  • We lookup (*uaddr) and find that it has value 5
  • We conclude that 5 for us is really a bad value and decide to take a nap.
  • Before we are able to call a “wait” function we are de-scheduled by scheduler because our time slice is over.
  • Another process or thread changes (*uaddr) to 6 and wakes up all waiters.
  • We are scheduled again and make the “wait” call, just to never wake up again.

orwl_futex_wait_once will return under three different circumstances:

  • A wake up event is triggered by some other task or process. This is in fact what we are waiting for.
  • The value (*uaddr) is initially not equal to val. Somebody has change the value in the mean time and the condition that made want to wait is no longer fulfilled.
  • An interrupt is received. The system wakes up the thread to handle a signal that it received. Once the interrupt handler returns it returns to its current context, that is to the end of the wait.

So once we come back from such a call we can not be sure that the world as we know it has improved, we always have to check. Typically orwl_futex_wait_once is therefore wrapped into some loop that checks the condition that interests us and returns to the wait state if it is not yet satisfactory. Because we want to be able to handle general expressions for our condition, we wrap that loop in a macro and not an inline function:

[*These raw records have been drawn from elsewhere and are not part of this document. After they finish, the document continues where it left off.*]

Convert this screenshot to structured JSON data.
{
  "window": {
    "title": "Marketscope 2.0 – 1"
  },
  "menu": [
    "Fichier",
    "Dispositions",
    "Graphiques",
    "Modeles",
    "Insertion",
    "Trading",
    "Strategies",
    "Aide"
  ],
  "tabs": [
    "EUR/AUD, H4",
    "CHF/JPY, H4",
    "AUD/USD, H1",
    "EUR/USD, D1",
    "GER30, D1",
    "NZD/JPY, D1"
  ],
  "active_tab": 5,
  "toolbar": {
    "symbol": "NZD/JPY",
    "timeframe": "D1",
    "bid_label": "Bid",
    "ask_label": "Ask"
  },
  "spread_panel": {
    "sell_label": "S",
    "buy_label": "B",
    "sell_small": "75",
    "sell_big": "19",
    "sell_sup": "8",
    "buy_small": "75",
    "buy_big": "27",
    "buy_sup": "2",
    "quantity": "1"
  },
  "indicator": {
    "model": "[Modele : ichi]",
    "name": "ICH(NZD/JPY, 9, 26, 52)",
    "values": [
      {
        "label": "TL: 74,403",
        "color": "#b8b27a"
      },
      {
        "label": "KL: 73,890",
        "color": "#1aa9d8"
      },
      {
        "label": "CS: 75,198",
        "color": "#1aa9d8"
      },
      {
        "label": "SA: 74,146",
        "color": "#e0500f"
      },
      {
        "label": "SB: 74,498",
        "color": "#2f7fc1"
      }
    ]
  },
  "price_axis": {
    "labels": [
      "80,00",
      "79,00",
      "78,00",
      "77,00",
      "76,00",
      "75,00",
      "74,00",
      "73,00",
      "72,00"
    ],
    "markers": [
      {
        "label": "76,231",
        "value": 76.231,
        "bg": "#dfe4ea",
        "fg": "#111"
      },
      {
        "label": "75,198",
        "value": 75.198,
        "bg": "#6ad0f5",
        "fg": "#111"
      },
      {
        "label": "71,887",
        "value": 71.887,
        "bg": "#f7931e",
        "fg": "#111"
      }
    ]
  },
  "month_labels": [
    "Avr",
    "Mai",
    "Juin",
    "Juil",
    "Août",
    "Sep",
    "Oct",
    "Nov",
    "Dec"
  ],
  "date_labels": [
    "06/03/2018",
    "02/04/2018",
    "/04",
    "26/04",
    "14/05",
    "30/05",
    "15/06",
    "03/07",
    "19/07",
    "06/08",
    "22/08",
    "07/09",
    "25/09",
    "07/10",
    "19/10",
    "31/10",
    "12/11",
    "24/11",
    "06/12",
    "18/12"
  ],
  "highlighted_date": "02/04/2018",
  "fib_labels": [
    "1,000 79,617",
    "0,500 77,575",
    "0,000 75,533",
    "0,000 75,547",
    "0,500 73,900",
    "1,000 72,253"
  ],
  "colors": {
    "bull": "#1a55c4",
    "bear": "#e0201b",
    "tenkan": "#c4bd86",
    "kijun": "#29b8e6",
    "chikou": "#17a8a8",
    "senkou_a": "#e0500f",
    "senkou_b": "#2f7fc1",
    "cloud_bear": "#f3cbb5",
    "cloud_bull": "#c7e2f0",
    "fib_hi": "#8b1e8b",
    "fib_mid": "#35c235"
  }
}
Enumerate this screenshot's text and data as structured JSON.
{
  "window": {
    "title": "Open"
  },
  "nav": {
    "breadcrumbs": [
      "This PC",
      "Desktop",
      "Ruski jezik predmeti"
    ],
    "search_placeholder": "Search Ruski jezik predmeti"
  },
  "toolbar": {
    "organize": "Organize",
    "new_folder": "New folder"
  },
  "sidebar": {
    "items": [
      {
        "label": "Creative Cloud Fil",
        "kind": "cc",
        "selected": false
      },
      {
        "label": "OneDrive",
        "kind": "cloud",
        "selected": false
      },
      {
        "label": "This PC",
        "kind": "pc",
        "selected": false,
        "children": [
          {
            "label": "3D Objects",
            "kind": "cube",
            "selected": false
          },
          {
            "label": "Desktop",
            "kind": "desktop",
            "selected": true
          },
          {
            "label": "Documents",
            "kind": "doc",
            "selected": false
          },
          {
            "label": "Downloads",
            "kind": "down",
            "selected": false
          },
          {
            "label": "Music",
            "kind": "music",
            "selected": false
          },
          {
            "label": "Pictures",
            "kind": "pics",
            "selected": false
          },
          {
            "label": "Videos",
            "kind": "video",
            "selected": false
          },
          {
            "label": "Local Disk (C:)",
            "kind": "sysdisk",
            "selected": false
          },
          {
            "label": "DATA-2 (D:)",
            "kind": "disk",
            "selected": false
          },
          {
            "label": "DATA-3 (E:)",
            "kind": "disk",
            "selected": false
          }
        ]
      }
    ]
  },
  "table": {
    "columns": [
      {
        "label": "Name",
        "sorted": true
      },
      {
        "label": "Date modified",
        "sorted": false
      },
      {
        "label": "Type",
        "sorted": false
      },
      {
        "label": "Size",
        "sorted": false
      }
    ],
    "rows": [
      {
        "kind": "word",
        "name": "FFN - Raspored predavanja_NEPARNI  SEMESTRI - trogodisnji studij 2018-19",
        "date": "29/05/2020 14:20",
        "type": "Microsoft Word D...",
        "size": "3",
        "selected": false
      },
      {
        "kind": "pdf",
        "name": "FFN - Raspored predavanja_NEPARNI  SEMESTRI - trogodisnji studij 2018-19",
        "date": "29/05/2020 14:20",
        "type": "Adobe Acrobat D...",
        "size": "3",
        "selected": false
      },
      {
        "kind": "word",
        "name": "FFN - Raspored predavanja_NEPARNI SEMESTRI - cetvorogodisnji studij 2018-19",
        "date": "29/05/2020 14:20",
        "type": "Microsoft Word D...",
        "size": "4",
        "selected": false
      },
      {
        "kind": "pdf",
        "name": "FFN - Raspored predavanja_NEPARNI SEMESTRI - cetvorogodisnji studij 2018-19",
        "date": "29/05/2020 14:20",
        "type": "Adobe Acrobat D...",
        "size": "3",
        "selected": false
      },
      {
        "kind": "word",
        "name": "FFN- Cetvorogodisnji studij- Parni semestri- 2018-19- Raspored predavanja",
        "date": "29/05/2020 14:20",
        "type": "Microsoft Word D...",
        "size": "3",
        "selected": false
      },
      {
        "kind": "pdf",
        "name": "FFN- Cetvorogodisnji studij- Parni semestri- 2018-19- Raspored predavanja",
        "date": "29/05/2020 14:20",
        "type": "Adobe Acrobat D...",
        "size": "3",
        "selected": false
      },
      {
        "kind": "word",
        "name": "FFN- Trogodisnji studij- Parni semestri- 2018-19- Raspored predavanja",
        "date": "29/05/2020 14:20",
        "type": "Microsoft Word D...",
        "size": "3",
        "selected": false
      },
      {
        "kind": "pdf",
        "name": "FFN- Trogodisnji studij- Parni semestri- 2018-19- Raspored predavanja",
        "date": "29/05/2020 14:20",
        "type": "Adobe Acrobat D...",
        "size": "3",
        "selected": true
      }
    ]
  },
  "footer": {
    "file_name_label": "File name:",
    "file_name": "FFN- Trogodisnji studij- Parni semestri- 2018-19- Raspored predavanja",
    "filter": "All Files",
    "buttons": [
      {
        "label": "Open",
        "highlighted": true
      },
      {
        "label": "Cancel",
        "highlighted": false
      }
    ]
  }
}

#define ORWL_FUTEX_WAIT(ADDR, NAME, EXPECTED)                   \
do {                                                            \
  register int volatile*const p = (int volatile*)(ADDR);        \
  for (;;) {                                                    \
    register int NAME = *p;                                     \
    if (EXPECTED) break;                                        \
    register int ret = orwl_futex_wait_once((int*)p, NAME);     \
    if (P99_UNLIKELY(ret)) {                                    \
      assert(!ret);                                             \
    }                                                           \
  }                                                             \
 } while (false)

But as you hopefully see the inner loop is still relatively simple. It loads (*uaddr) into a local variable NAME, checks the condition EXPECTED and only goes into the wait function if it is not fulfilled. When coming back from the wait, the procedure is iterated in the hope that we now fulfill the condition.

The rest of the macro is some sort of syntactic sugar that ensures that ADDR as passed to the macro is only evaluated once and also, that this macro can be placed anywhere a simple C statement would do.

A counter example

Let us illustrate all this with a simple example of a reference count. The goal is a data structure that has

  • atomic increment and decrement for those threads that refer to a resource and
  • a wait function for a maintenance thread that waits until all referrers have released the resource.

An API could look like this

typedef struct counter counter;
struct counter { int volatile val; };
inline int counter_inc(counter* c);
inline int counter_dec(counter* c);
inline void counter_wait(counter* c);
#define ACCOUNT(COUNT) P99_PROTECTED_BLOCK(counter_inc(&COUNT), counter_dec(&COUNT))

The first two functions are just simple wrappers around the atomic operators that are given above, you’ll easily figure that out yourself. We’d just have to come up with a sensible specification if we want to return the value of the counter before or after the operation. We don’t even have to use them directly in user code but through the macro ACCOUNT we may use them as

counter myCount = { 0 };

ACCOUNT(myCount) {
   // do something 


Here P99_PROTECTED_BLOCK will do all the wrapping to make sure that the “inc” and “dec” functions are called exactly once before entering and after leaving the inner block.

Now last but not least, the implementation of the wait function is just wrapping around our macro:

inline void counter_wait(counter* c) {
  ORWL_FUTEX_WAIT(&(c->val), X, !X);

Here the role of X is just to give a name to the internal variable such that we may refer to it inside the expression. The expression here is just !X to test if X is 0 or not. We could have placed any other expression such as (X <= 0) or (X % 42) of our liking, there. Anything that lets us interpret the value of the counter as a condition that we want to see to be fulfilled.